Journal Club

Highlighting recently published papers selected by Academy members

Monthly Archives: February 2013

Slow burn: chip-sized power generators could provide alternative to batteries

Battery-powered mobile gadgets allow us do almost anything anywhere: call, shoot video, check stocks, read PNAS First Look until, of course, the power runs out. A new microchip-scale form of power generation could replace common batteries and dramatically prolonging the time … Continue reading

Categories: Applied Physical Sciences | Leave a comment

Gauging the potential of a “micro” window into disease

With every beat of a person’s heart, blood whooshes through their vessels, transporting blood cells, immune cells, oxygen, and nutrients throughout the body. Over time, as blood pulses in and out of the heart, it accumulates other materials—hormones, cells from … Continue reading

Categories: Applied Biological Sciences | Medical Sciences | Leave a comment

Predicting cooperative behavior from genes

If only the fittest members of a species survive, then cooperative behavior doesn’t make sense. It is costly to individuals and benefits others. Over the past few years, however, many researchers have shown how cooperative behavior plays nicely with evolutionary … Continue reading

Categories: Evolution | Genetics | Psychological and Cognitive Sciences | Tagged , , , , , , , | Leave a comment

Sex and poison: A closer look at plant mating strategies

Plant sex just got a little more interesting. By switching mating systems, casting off the normal, play-it-safe requirement to cross breed and adopting the ability to self-fertilize, plants are more likely to evolve the ability to ramp up chemical defenses … Continue reading

Categories: Ecology | Evolution | Leave a comment

Making sense of babies’ brains

Newborn babies don’t walk like adults, talk like adults, or interact with others like adults. But do baby brains, at their most basic level of functioning, work the same way as adult brains? Most scientists have assumed so—the cellular mechanism … Continue reading

Categories: Neuroscience | Leave a comment

Frog-hopping across drifting continents

Some time in the past 70 million years, the land mass that we now call India rammed into current-day Asia.
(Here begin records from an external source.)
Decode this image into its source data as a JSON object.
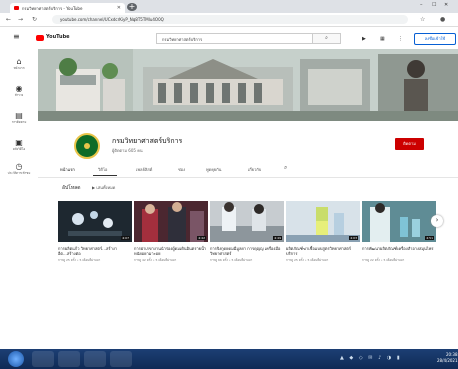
{
  "browser": {
    "tab_title": "กรมวิทยาศาสตร์บริการ - YouTube",
    "url": "youtube.com/channel/UCxdcrKiyP_Nq8T5TMlu4O0Q"
  },
  "youtube": {
    "logo_text": "YouTube",
    "search_value": "กรมวิทยาศาสตร์บริการ",
    "signin_label": "ลงชื่อเข้าใช้"
  },
  "sidebar": {
    "items": [
      {
        "label": "หน้าแรก",
        "icon": "home-icon"
      },
      {
        "label": "สำรวจ",
        "icon": "explore-icon"
      },
      {
        "label": "การติดตาม",
        "icon": "subscriptions-icon"
      },
      {
        "label": "คลังวิดีโอ",
        "icon": "library-icon"
      },
      {
        "label": "ประวัติการเข้าชม",
        "icon": "history-icon"
      }
    ]
  },
  "channel": {
    "name": "กรมวิทยาศาสตร์บริการ",
    "subscribers": "ผู้ติดตาม 605 คน",
    "subscribe_label": "ติดตาม",
    "brand_color": "#cc0000"
  },
  "tabs": [
    "หน้าแรก",
    "วิดีโอ",
    "เพลย์ลิสต์",
    "ช่อง",
    "พูดคุยกัน",
    "เกี่ยวกับ"
  ],
  "section": {
    "title": "อัปโหลด",
    "play_all": "เล่นทั้งหมด"
  },
  "videos": [
    {
      "title": "การผลิตแก้ว วิทยาศาสตร์...สร้างาอีต...สร้างต่อ",
      "duration": "4:07",
      "meta": "การดู 25 ครั้ง • 5 เดือนที่ผ่านมา"
    },
    {
      "title": "การผ่าเรขางานนำร่องผู้ดมเดินอินตรายน้ำหนัยอยามาะอย",
      "duration": "4:42",
      "meta": "การดู 42 ครั้ง • 5 เดือนที่ผ่านมา"
    },
    {
      "title": "การจิงกุดยดมมีมูลยา การดุญญ เครื่องมือวิทยาศาสตร์",
      "duration": "4:49",
      "meta": "การดู 66 ครั้ง • 5 เดือนที่ผ่านมา"
    },
    {
      "title": "ผลิตภัณฑ์ฆ่าเชื้อแบบสูตรวิทยาศาสตร์บริการ",
      "duration": "4:03",
      "meta": "การดู 25 ครั้ง • 5 เดือนที่ผ่านมา"
    },
    {
      "title": "การพัฒนาผลิตภัณฑ์เครื่องสำอางสมุนไพร",
      "duration": "4:51",
      "meta": "การดู 22 ครั้ง • 5 เดือนที่ผ่านมา"
    }
  ],
  "taskbar": {
    "time": "20:38",
    "date": "28/4/2021"
  }
}
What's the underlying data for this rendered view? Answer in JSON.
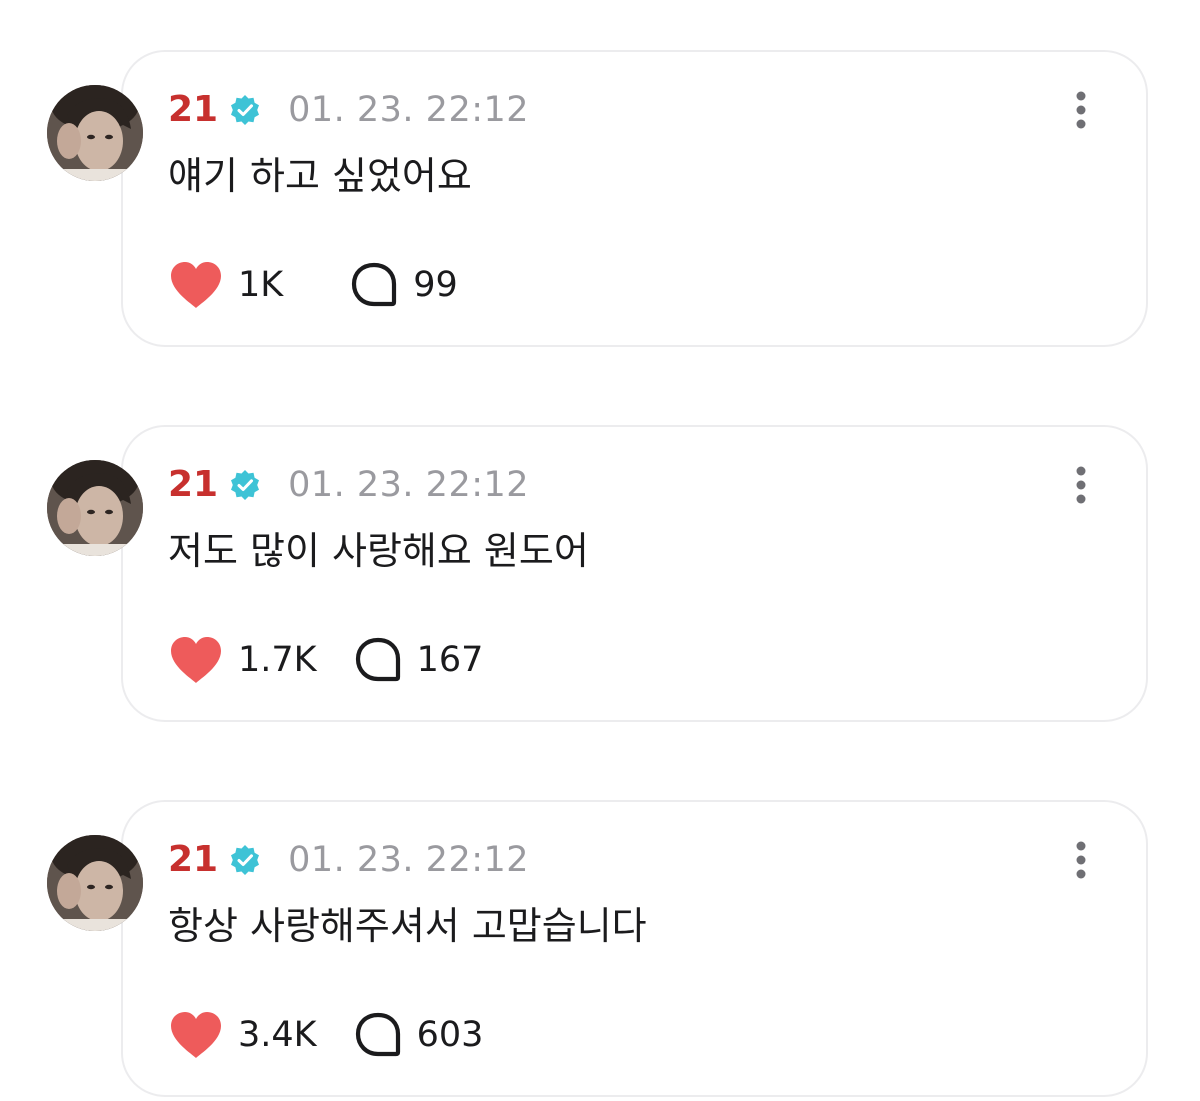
{
  "colors": {
    "author_name": "#c7302e",
    "verified_badge": "#3ec3d6",
    "heart": "#ee5b5b",
    "timestamp": "#9a9a9f",
    "card_border": "#ececee",
    "text": "#1b1b1d"
  },
  "icons": {
    "verified": "verified-badge-icon",
    "more": "vertical-ellipsis-icon",
    "like": "heart-icon",
    "comment": "speech-bubble-icon"
  },
  "posts": [
    {
      "author": "21",
      "timestamp": "01. 23. 22:12",
      "text": "얘기 하고 싶었어요",
      "likes": "1K",
      "comments": "99"
    },
    {
      "author": "21",
      "timestamp": "01. 23. 22:12",
      "text": "저도 많이 사랑해요 원도어",
      "likes": "1.7K",
      "comments": "167"
    },
    {
      "author": "21",
      "timestamp": "01. 23. 22:12",
      "text": "항상 사랑해주셔서 고맙습니다",
      "likes": "3.4K",
      "comments": "603"
    }
  ]
}
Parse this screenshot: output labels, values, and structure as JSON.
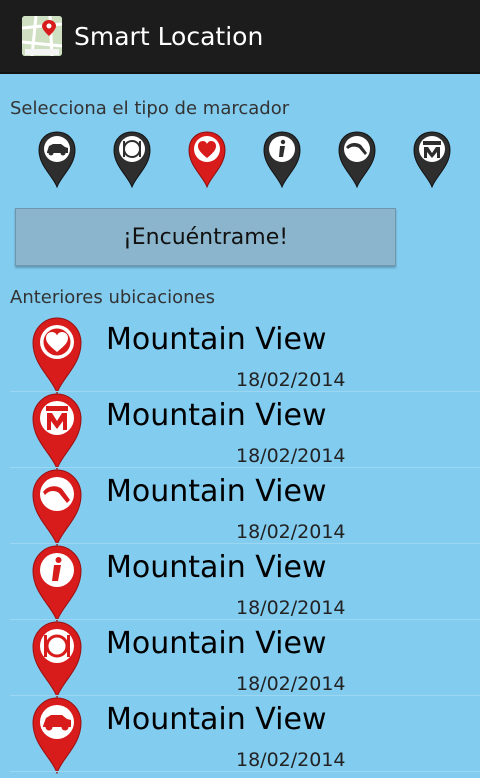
{
  "app": {
    "title": "Smart Location",
    "icon": "map-app-icon"
  },
  "marker_selector": {
    "label": "Selecciona el tipo de marcador",
    "markers": [
      {
        "name": "car",
        "selected": false
      },
      {
        "name": "restaurant",
        "selected": false
      },
      {
        "name": "heart",
        "selected": true
      },
      {
        "name": "info",
        "selected": false
      },
      {
        "name": "gas-station",
        "selected": false
      },
      {
        "name": "metro",
        "selected": false
      }
    ]
  },
  "find_button": {
    "label": "¡Encuéntrame!"
  },
  "history": {
    "label": "Anteriores ubicaciones",
    "items": [
      {
        "name": "Mountain View",
        "date": "18/02/2014",
        "icon": "heart"
      },
      {
        "name": "Mountain View",
        "date": "18/02/2014",
        "icon": "metro"
      },
      {
        "name": "Mountain View",
        "date": "18/02/2014",
        "icon": "gas-station"
      },
      {
        "name": "Mountain View",
        "date": "18/02/2014",
        "icon": "info"
      },
      {
        "name": "Mountain View",
        "date": "18/02/2014",
        "icon": "restaurant"
      },
      {
        "name": "Mountain View",
        "date": "18/02/2014",
        "icon": "car"
      }
    ]
  },
  "colors": {
    "background": "#82CCF0",
    "action_bar": "#1C1C1C",
    "pin_red": "#D81B1B",
    "pin_dark": "#2E2E2E",
    "button": "#8BB5CC"
  }
}
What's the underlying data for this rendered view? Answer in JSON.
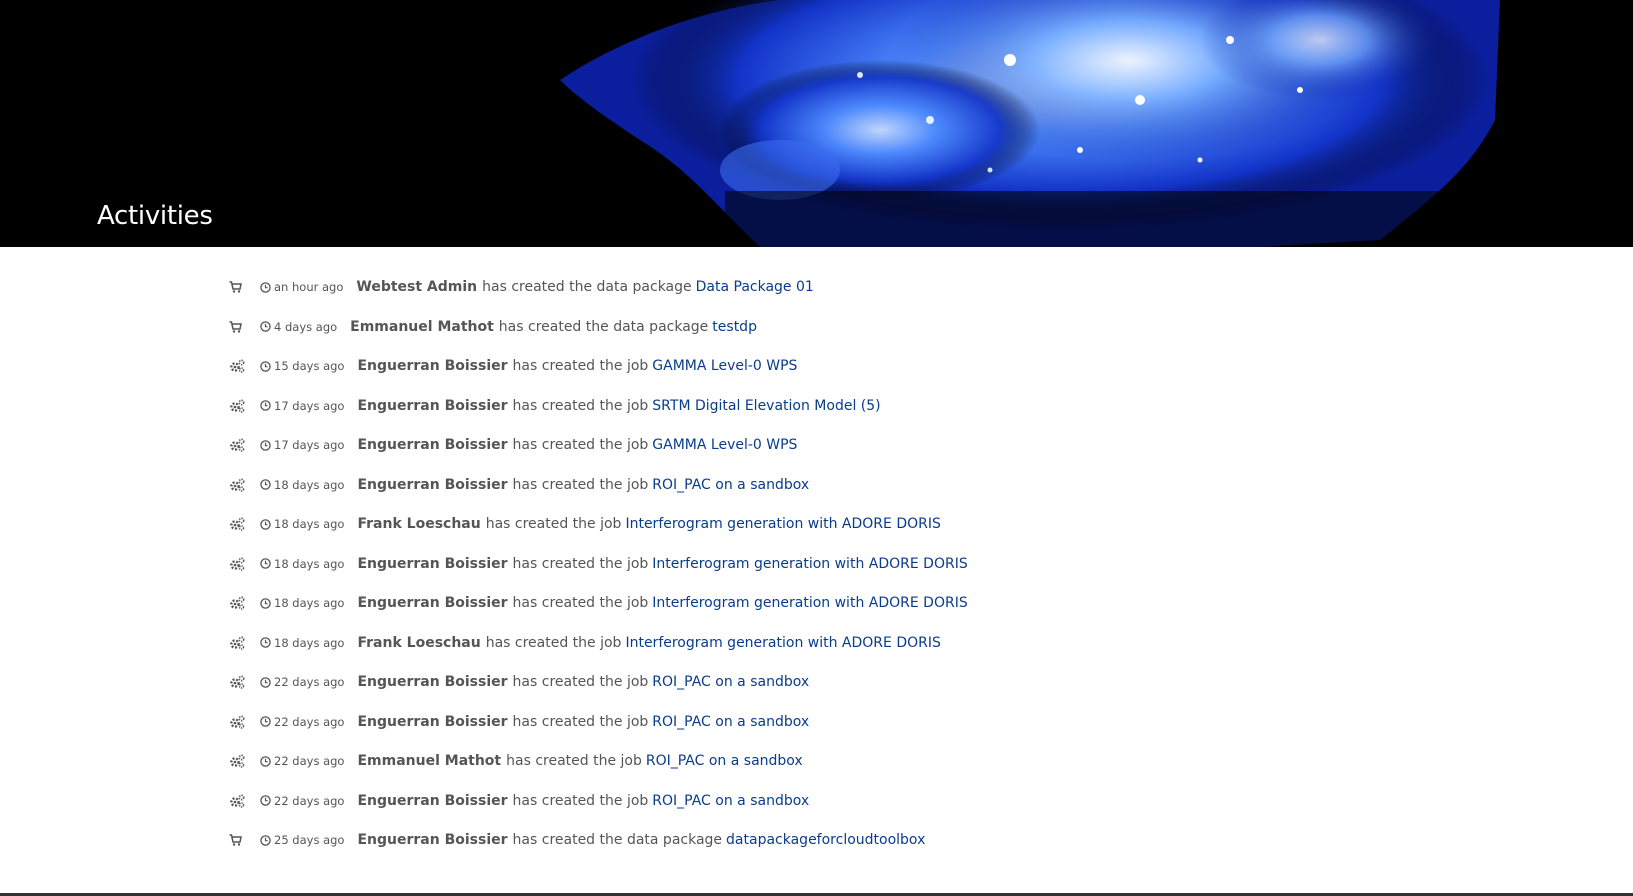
{
  "header": {
    "title": "Activities"
  },
  "activities": [
    {
      "icon": "cart-icon",
      "time": "an hour ago",
      "actor": "Webtest Admin",
      "action": "has created the data package",
      "target": "Data Package 01"
    },
    {
      "icon": "cart-icon",
      "time": "4 days ago",
      "actor": "Emmanuel Mathot",
      "action": "has created the data package",
      "target": "testdp"
    },
    {
      "icon": "gears-icon",
      "time": "15 days ago",
      "actor": "Enguerran Boissier",
      "action": "has created the job",
      "target": "GAMMA Level-0 WPS"
    },
    {
      "icon": "gears-icon",
      "time": "17 days ago",
      "actor": "Enguerran Boissier",
      "action": "has created the job",
      "target": "SRTM Digital Elevation Model (5)"
    },
    {
      "icon": "gears-icon",
      "time": "17 days ago",
      "actor": "Enguerran Boissier",
      "action": "has created the job",
      "target": "GAMMA Level-0 WPS"
    },
    {
      "icon": "gears-icon",
      "time": "18 days ago",
      "actor": "Enguerran Boissier",
      "action": "has created the job",
      "target": "ROI_PAC on a sandbox"
    },
    {
      "icon": "gears-icon",
      "time": "18 days ago",
      "actor": "Frank Loeschau",
      "action": "has created the job",
      "target": "Interferogram generation with ADORE DORIS"
    },
    {
      "icon": "gears-icon",
      "time": "18 days ago",
      "actor": "Enguerran Boissier",
      "action": "has created the job",
      "target": "Interferogram generation with ADORE DORIS"
    },
    {
      "icon": "gears-icon",
      "time": "18 days ago",
      "actor": "Enguerran Boissier",
      "action": "has created the job",
      "target": "Interferogram generation with ADORE DORIS"
    },
    {
      "icon": "gears-icon",
      "time": "18 days ago",
      "actor": "Frank Loeschau",
      "action": "has created the job",
      "target": "Interferogram generation with ADORE DORIS"
    },
    {
      "icon": "gears-icon",
      "time": "22 days ago",
      "actor": "Enguerran Boissier",
      "action": "has created the job",
      "target": "ROI_PAC on a sandbox"
    },
    {
      "icon": "gears-icon",
      "time": "22 days ago",
      "actor": "Enguerran Boissier",
      "action": "has created the job",
      "target": "ROI_PAC on a sandbox"
    },
    {
      "icon": "gears-icon",
      "time": "22 days ago",
      "actor": "Emmanuel Mathot",
      "action": "has created the job",
      "target": "ROI_PAC on a sandbox"
    },
    {
      "icon": "gears-icon",
      "time": "22 days ago",
      "actor": "Enguerran Boissier",
      "action": "has created the job",
      "target": "ROI_PAC on a sandbox"
    },
    {
      "icon": "cart-icon",
      "time": "25 days ago",
      "actor": "Enguerran Boissier",
      "action": "has created the data package",
      "target": "datapackageforcloudtoolbox"
    }
  ],
  "colors": {
    "link": "#0a3c8c",
    "text": "#555555",
    "banner_bg": "#000000",
    "banner_glow": "#2a6cff"
  }
}
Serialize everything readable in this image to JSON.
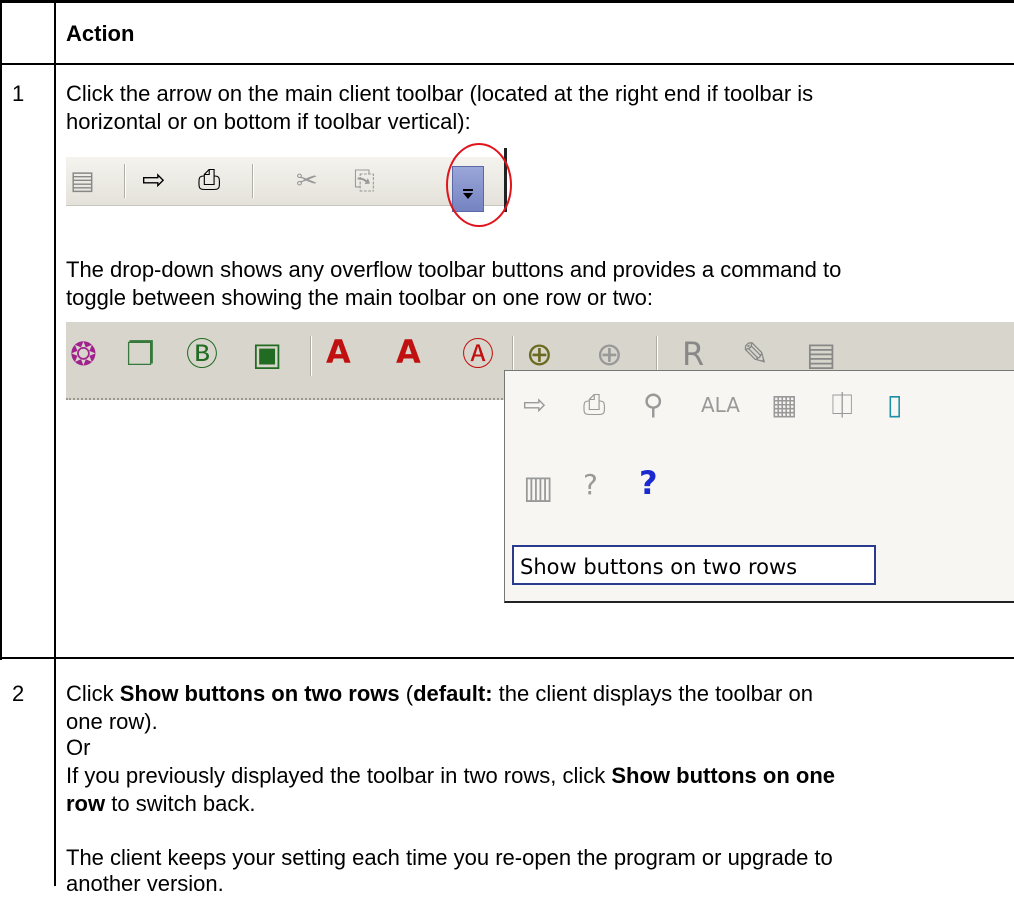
{
  "table": {
    "header": "Action",
    "rows": [
      {
        "num": "1",
        "text1_line1": "Click the arrow on the main client toolbar (located at the right end if toolbar is",
        "text1_line2": "horizontal or on bottom if toolbar vertical):",
        "text2_line1": "The drop-down shows any overflow toolbar buttons and provides a command to",
        "text2_line2": "toggle between showing the main toolbar on one row or two:"
      },
      {
        "num": "2",
        "click": "Click ",
        "show_two": "Show buttons on two rows",
        "paren_open": " (",
        "default_label": "default:",
        "default_text": " the client displays the toolbar on",
        "line2": "one row).",
        "or": "Or",
        "prev_line1": "If you previously displayed the toolbar in two rows, click ",
        "show_one_a": "Show buttons on one",
        "show_one_b": "row",
        "prev_line2": " to switch back.",
        "keep_line1": "The client keeps your setting each time you re-open the program or upgrade to",
        "keep_line2": "another version."
      }
    ]
  },
  "screenshot": {
    "command_label": "Show buttons on two rows",
    "icons_top": [
      "table-icon",
      "export-icon",
      "print-icon",
      "cut-icon",
      "copy-icon",
      "overflow-arrow-icon"
    ],
    "icons_row": [
      "color-icon",
      "layers-icon",
      "b-node-icon",
      "b-box-icon",
      "a-node-icon",
      "a-layer-icon",
      "a-box-icon",
      "connector-icon",
      "connector-disabled-icon",
      "r-icon",
      "check-icon",
      "table-icon"
    ],
    "icons_overflow": [
      "export-icon",
      "print-icon",
      "find-icon",
      "ala-icon",
      "grid-icon",
      "db-icon",
      "doc-icon",
      "report-icon",
      "help-doc-icon",
      "help-icon"
    ],
    "highlight_color": "#e0141c",
    "accent_color": "#7583c2"
  }
}
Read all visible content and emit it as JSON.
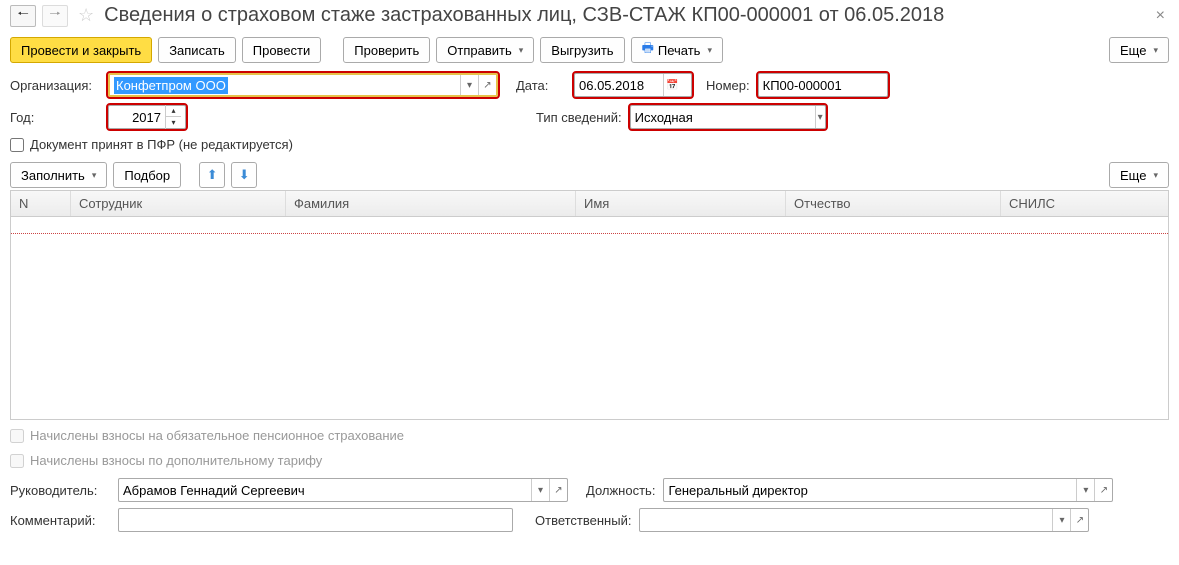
{
  "title": "Сведения о страховом стаже застрахованных лиц, СЗВ-СТАЖ КП00-000001 от 06.05.2018",
  "toolbar": {
    "post_close": "Провести и закрыть",
    "save": "Записать",
    "post": "Провести",
    "check": "Проверить",
    "send": "Отправить",
    "upload": "Выгрузить",
    "print": "Печать",
    "more": "Еще"
  },
  "fields": {
    "org_label": "Организация:",
    "org_value": "Конфетпром ООО",
    "date_label": "Дата:",
    "date_value": "06.05.2018",
    "number_label": "Номер:",
    "number_value": "КП00-000001",
    "year_label": "Год:",
    "year_value": "2017",
    "type_label": "Тип сведений:",
    "type_value": "Исходная"
  },
  "checkboxes": {
    "pfr_accepted": "Документ принят в ПФР (не редактируется)",
    "pension_contrib": "Начислены взносы на обязательное пенсионное страхование",
    "extra_tariff": "Начислены взносы по дополнительному тарифу"
  },
  "table_toolbar": {
    "fill": "Заполнить",
    "select": "Подбор",
    "more": "Еще"
  },
  "table_headers": {
    "n": "N",
    "employee": "Сотрудник",
    "lastname": "Фамилия",
    "firstname": "Имя",
    "patronymic": "Отчество",
    "snils": "СНИЛС"
  },
  "footer": {
    "manager_label": "Руководитель:",
    "manager_value": "Абрамов Геннадий Сергеевич",
    "position_label": "Должность:",
    "position_value": "Генеральный директор",
    "comment_label": "Комментарий:",
    "comment_value": "",
    "responsible_label": "Ответственный:",
    "responsible_value": ""
  }
}
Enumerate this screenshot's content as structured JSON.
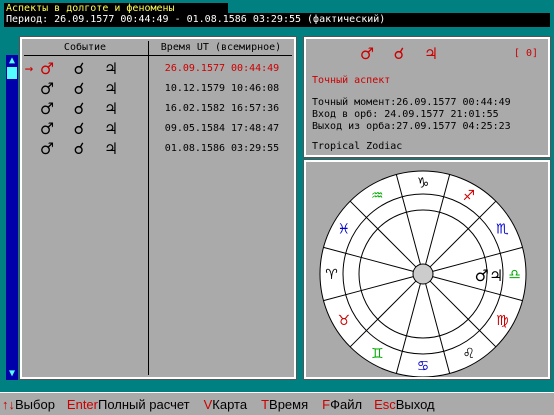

Rocks were squeezed skyward to form the Himalayan Mountains and land-bound creatures from each continent expanded their ranges into the … Continue reading

Categories: Ecology | Evolution | 1 Comment

Chemical “attractiveness” factors can split a species

You may not have chosen your Valentine this week based on their smell or other invisible-to-the-naked-eye molecules their body gives off (at least not consciously), but if you were a moth, airborne chemical signals would be one of the most … Continue reading

Categories: Evolution | Leave a comment

The mechanical properties of folded maps

The origami trick now often used to fold large maps into small rectangles was developed by Japanese aerospace scientist Koryo Miura at the University of Tokyo, who originally invented it to help deploy solar panels on spacecraft. Now researchers find … Continue reading

Categories: Applied Physical Sciences | Leave a comment

Suffocating cancers that thrive without oxygen

New findings on the protein CDCP1 provide a link between the low oxygen environments of some tumors, and their ability to spread between sites in the body. Despite the fact that many cancer cells thrive without oxygen, understanding the molecular … Continue reading

Categories: Medical Sciences | Leave a comment

Water, water everywhere, but not enough to farm

Based on human population growth over the last two millennia, Heinz von Foerster and colleagues famously predicted that our population would approach infinity on Friday, 13 November, 2026. Of course, the 1960 doomsday calculation required paradisiacal conditions, including an unlimited … Continue reading

Categories: Sustainability Science | Tagged , , , , , , , , , , , , , , , | Leave a comment